  • mgbode

    but we need to look deeper than batting average, no? how many guys can get a 120OPS+? Hafner has had that all but one year even with his injuries.

    If you are looking to the Tribe the only player with that type of OPS+ was Choo (who is gone) and the only player we have for 2013 who had that type of hitting was Swisher.

    Completely agree about his injuries. That’s why we get him on a cheap 1yr deal.

  • Tom

    I am still not seeing why he isn’t worth it. Yes I agree he’s injury prone and not the player he once was, but what are you going to get out of $2 million? If he can give you a half year, 12 home runs and 44 rbi, it’s better than paying Raburn or Carrera 500,000 to get you 2 home runs and the same batting average is it not?

    All I’m saying is that Hafner has been a consistent hitter despite his injuries and would give us a decent DH to stick out there for 80 games for really cheap. Look at the alternatives! It’s not like we’re taking at bats away from a good prospect either!

    If you don’t use averaged categories to measure production in baseball, (BA, OBP, Slg, OPS, fielding%, HR/year, RBI/year), then I must know nothing of baseball.

  • Steve

    Right, I don’t see the issue if you pay him like a ~80 game guy with a ~120 OPS+. The Phillies just signed Delmon Young for cheap, the Blue Jays signed DeRosa for cheap.
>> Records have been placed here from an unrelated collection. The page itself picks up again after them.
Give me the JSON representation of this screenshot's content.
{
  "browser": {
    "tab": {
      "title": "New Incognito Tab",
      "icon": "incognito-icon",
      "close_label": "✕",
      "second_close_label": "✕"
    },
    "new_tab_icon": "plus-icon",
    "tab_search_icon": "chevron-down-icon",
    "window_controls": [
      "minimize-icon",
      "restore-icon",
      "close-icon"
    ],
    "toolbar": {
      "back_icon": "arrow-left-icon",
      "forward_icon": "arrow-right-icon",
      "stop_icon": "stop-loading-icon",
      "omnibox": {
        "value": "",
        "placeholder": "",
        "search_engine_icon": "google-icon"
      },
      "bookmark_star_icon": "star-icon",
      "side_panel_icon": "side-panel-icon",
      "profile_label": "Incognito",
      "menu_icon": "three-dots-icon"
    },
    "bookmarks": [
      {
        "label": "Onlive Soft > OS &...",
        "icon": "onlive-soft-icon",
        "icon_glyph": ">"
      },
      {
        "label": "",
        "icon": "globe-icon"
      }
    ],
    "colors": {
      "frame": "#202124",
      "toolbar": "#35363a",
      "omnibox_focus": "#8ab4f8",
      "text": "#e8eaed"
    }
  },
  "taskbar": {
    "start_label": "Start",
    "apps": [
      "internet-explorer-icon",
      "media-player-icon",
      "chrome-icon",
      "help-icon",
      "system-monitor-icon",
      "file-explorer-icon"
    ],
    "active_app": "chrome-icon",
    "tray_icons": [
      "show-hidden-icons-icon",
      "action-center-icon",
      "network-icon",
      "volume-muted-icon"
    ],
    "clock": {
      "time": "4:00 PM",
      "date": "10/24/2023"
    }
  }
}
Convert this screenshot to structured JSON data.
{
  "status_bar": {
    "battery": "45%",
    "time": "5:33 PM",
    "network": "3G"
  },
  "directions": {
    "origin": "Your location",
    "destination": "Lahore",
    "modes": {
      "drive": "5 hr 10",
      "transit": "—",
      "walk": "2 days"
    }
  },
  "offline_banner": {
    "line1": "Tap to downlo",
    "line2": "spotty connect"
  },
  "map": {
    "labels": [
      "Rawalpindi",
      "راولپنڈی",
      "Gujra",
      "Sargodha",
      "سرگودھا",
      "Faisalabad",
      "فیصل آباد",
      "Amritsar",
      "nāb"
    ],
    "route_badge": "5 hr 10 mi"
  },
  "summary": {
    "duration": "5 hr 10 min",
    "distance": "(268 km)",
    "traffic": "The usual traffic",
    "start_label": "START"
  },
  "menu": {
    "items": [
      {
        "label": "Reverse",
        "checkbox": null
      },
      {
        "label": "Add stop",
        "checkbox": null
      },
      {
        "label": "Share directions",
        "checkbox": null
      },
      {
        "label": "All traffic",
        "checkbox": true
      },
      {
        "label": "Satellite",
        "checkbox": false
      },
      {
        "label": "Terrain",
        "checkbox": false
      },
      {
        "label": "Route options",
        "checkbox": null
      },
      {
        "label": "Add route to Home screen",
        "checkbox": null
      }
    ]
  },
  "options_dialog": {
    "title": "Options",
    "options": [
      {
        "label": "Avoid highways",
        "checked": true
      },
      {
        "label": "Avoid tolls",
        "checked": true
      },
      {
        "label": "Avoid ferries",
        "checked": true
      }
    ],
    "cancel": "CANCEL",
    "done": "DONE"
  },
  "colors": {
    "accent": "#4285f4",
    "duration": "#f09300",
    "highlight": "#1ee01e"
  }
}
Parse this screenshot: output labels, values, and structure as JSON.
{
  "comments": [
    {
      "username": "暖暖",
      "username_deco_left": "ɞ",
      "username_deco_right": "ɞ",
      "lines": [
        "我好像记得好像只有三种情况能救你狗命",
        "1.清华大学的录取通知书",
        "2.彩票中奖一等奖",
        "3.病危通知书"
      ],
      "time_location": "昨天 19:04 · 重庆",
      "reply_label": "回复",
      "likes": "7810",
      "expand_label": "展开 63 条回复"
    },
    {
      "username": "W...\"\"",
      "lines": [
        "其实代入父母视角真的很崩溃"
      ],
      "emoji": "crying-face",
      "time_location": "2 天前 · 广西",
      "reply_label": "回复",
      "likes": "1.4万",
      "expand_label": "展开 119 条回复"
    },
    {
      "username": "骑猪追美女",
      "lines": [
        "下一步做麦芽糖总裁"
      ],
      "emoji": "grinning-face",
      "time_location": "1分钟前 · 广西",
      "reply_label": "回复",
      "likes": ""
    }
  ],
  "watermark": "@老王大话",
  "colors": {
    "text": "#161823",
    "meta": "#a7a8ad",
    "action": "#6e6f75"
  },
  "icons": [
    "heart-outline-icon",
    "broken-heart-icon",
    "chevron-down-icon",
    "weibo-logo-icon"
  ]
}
Hafner is still more valuable than either of those two.

    Here are the options

    Aviles or Marson in the lineup everyday.

    Kotchman or similar.

    McGuiness or Gomes.

    Hafner against RHP and as a PH, and shuffling/giving key guys a half day against LHP.

    If all costs are equal, how is the last option not the most preferable? Because we’re sick of Hafne

  • Steve

    But it’s not simply 12 homers and a .266. As mgbode pointed out, you have to include ability to get on base.

    Also, you can’t compare what Hafner does in 300 PAs to what someone else would do in 600. You can still use those 300 PAs to gain value, unless you play Kotchman.

  • jack

    i say cleve needs to get the fans back…..thats a priority…..jim thome wudnt hurt thats for for. bring back thome….why not it makes perfect sense

  • oldschooltribeguy

    If you look at his baseball cards from 1991 when he first came up, to what he looked like in 1996 and later, there’s no question about it.

  • oldschooltribeguy

    You mean Goodyear in-shape or Michelin man out-of-shape….